Where does "icon" appear in the data? Return each line that holds it.

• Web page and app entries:
^^^^^^^^
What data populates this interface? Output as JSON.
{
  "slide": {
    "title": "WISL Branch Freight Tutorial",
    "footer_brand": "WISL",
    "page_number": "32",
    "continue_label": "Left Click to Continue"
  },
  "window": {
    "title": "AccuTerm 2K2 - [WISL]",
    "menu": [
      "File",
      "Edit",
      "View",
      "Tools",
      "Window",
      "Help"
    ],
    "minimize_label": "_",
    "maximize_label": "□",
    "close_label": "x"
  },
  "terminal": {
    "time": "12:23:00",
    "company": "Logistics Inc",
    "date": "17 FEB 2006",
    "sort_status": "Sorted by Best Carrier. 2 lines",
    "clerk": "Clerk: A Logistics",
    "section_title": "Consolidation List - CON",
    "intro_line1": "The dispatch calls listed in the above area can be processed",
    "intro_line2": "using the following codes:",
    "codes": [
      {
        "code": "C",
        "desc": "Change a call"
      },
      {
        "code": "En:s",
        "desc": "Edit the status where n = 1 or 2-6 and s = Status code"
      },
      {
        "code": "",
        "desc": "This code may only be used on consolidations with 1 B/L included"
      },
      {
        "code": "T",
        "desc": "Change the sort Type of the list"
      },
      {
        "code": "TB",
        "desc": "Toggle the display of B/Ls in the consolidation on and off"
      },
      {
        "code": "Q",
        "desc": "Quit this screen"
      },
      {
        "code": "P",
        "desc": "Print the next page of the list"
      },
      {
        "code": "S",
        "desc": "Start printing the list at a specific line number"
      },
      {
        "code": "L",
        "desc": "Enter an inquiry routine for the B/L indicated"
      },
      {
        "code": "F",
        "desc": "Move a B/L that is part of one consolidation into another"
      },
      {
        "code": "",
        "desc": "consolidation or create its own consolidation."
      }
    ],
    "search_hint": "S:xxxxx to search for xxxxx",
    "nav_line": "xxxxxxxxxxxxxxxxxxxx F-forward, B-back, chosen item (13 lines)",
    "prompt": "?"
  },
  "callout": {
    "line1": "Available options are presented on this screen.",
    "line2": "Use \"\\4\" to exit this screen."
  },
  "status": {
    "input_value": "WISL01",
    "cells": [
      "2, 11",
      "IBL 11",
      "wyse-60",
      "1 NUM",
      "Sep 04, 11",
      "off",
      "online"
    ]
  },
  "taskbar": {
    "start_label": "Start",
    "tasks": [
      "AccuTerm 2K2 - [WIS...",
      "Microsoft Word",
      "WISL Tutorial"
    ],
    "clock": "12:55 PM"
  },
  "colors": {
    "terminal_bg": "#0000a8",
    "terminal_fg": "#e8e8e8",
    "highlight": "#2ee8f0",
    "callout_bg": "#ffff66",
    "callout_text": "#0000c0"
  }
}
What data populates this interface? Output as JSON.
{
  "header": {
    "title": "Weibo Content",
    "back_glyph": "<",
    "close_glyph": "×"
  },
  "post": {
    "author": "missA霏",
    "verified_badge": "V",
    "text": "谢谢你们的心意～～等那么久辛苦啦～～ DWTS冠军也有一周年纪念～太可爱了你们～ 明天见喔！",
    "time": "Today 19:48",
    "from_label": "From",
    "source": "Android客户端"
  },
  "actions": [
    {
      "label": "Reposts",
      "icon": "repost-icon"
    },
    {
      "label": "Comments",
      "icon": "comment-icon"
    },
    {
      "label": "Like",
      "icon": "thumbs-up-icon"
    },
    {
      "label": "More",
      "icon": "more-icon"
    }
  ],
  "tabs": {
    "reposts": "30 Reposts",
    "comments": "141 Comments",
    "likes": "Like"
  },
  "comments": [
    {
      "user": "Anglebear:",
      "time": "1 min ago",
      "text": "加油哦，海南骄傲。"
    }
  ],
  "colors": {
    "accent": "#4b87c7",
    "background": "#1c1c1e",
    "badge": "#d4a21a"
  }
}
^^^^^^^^
• OUTPUT BELOW:
      "icon": "repost-icon"
      "icon": "comment-icon"
      "icon": "thumbs-up-icon"
      "icon": "more-icon"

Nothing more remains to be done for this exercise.